· What is his/her main problem, conflict or goal? What does he want the most?
· Does that conflict with my protagonist’s goal?
· How plausible is his motivation?
· What is the opposite of what he wants? And can he want both things at the same time?
· What are his good traits?
· What are his secrets? Exposing them may reveal weaknesses he doesn’t want others to see.
· What happened in his life that made him the way he is?
· What three steps can he take towards his goal?
· What three steps can he take away from his goal?
· What prevents him from taking these steps away from his goal?
· What’s at stake for him? What would be the consequences of failing to achieve his goal?
A well-rounded antagonist will enrich a novel and make plotting it easier. And a great villain can take a story to a whole new level.
* * *
Rosemary McCracken has worked on newspapers across Canada as a reporter, arts reviewer, editorial writer and editor. She is now a Toronto-based fiction writer and freelance journalist. Her first Pat Tierney mystery, Safe Harbor, was shortlisted for Britain’s Crime Writers’ Association’s Debut Dagger in 2010 and published by Imajin Books in 2012. It was followed by Black Water in 2013. “The Sweetheart Scamster,” a Pat Tierney mystery in the anthology Thirteen, was a finalist for a Derringer Award in 2014. Rosemary’s third Pat Tierney mystery, Raven Lake, has just been released. It is available at myBook.to/RavenLakeTierney.
Follow Rosemary on her blog, Moving Target, at http://rosemarymccracken.wordpress.com; on Facebook at https://www.facebook.com/RosemaryMcCracken.Author/; and on Twitter @RCMcCracken. Visit Rosemary’s website at http://www.rosemarymccracken.com/.

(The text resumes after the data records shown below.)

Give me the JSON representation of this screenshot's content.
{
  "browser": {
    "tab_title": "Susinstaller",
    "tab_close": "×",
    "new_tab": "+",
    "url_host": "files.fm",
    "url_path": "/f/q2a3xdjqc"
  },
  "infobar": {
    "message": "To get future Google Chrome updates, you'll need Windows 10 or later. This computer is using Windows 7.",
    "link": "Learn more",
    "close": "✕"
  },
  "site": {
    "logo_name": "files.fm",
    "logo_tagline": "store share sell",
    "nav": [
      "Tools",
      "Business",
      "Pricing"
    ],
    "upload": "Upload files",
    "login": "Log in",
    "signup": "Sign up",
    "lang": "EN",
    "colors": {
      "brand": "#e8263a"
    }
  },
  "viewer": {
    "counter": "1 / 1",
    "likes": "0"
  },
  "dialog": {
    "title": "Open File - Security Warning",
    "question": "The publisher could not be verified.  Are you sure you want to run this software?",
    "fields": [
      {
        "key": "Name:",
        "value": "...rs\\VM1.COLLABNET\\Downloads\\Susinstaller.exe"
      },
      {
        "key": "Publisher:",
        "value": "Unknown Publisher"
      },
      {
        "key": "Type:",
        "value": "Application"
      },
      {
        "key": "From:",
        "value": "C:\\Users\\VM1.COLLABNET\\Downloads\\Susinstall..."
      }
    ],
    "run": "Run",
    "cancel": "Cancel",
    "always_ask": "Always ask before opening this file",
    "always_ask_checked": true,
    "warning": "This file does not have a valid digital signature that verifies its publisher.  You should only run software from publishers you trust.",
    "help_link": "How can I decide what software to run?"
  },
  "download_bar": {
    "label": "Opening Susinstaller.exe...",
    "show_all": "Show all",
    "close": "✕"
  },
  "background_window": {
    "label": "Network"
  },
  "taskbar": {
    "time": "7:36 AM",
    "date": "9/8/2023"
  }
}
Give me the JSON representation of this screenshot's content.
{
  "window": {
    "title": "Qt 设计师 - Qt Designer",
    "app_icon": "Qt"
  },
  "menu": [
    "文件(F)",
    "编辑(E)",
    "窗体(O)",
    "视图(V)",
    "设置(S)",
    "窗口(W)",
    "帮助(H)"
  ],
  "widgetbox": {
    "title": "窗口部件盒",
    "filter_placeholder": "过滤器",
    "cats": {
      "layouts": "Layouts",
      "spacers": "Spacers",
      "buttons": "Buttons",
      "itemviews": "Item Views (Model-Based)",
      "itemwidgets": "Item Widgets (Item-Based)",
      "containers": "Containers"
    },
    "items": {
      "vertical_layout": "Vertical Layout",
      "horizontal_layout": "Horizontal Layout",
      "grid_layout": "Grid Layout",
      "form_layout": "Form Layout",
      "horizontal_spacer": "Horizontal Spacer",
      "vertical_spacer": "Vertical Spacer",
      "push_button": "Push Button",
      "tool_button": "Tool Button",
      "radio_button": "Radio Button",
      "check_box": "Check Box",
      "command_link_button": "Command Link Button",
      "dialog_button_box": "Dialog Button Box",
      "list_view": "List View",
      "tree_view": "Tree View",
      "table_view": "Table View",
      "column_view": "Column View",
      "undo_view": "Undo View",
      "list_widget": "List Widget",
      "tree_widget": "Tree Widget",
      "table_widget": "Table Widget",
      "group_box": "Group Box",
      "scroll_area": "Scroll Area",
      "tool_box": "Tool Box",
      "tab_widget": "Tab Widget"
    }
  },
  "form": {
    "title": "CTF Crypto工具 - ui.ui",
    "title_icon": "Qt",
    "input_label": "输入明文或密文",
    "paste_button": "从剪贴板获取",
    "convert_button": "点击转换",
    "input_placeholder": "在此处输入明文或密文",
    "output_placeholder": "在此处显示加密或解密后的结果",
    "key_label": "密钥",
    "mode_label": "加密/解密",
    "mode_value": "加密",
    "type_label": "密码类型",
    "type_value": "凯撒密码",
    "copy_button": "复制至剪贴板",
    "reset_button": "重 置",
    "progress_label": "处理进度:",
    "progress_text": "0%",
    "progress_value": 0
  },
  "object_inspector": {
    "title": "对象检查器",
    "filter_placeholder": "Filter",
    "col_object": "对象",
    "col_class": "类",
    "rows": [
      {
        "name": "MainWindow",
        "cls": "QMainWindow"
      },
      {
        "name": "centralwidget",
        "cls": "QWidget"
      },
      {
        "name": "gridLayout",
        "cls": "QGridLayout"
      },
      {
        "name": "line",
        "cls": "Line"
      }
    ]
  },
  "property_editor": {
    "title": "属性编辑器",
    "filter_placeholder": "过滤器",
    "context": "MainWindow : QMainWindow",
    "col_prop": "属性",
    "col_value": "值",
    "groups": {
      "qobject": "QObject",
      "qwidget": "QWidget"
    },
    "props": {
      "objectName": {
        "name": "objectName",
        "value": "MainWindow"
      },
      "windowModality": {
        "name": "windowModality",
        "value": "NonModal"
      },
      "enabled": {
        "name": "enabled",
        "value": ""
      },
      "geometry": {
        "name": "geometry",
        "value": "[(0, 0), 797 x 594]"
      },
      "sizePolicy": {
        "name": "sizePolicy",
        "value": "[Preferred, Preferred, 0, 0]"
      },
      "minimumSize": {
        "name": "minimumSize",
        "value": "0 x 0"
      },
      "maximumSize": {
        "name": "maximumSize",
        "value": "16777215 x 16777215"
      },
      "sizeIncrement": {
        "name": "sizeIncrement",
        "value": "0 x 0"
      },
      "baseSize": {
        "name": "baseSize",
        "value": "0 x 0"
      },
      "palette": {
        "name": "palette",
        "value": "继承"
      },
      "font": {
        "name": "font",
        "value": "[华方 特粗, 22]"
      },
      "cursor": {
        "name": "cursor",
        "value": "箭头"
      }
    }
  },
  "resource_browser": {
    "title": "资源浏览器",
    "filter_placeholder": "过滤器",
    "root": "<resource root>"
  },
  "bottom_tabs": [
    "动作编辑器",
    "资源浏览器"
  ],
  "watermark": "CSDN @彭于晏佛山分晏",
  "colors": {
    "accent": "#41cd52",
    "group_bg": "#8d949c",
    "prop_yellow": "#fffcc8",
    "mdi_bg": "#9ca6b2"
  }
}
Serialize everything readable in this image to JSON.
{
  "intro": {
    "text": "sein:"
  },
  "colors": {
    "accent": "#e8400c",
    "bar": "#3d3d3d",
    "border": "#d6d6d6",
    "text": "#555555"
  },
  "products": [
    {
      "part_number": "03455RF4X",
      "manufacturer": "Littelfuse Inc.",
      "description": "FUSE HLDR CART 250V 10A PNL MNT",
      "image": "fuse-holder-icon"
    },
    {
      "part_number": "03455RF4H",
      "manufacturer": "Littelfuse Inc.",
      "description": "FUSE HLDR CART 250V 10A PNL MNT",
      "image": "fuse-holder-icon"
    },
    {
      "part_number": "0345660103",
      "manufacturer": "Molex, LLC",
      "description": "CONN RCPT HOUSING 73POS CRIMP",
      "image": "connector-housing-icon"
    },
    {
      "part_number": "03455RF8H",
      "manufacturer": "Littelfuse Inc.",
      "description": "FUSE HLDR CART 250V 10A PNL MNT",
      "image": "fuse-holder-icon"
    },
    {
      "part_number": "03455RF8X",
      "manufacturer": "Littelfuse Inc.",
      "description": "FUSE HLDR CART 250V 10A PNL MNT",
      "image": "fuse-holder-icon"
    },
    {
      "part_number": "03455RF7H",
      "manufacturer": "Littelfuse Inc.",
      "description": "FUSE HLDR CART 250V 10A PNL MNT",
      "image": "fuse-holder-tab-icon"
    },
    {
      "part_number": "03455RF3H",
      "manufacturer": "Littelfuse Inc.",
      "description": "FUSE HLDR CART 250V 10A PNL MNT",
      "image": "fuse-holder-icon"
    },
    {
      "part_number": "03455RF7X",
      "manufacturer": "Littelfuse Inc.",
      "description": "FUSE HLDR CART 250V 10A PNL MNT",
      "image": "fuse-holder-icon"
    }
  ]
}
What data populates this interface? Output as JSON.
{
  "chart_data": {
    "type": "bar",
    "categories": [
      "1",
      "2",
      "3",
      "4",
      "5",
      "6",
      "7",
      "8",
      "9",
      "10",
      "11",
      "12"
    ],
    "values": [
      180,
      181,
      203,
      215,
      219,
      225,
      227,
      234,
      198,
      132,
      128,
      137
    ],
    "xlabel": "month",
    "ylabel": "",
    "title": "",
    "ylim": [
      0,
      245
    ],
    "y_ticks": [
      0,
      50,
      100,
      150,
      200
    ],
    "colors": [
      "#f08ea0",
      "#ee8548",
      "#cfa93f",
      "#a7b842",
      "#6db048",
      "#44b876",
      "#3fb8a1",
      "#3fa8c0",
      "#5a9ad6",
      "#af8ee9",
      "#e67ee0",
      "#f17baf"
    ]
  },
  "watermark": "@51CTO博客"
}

Safe Harbor: myBook.to/SafeHarborTierney
Black Water: myBook.to/BlackWaterTierney
Raven Lake: myBook.to/RavenLakeTierney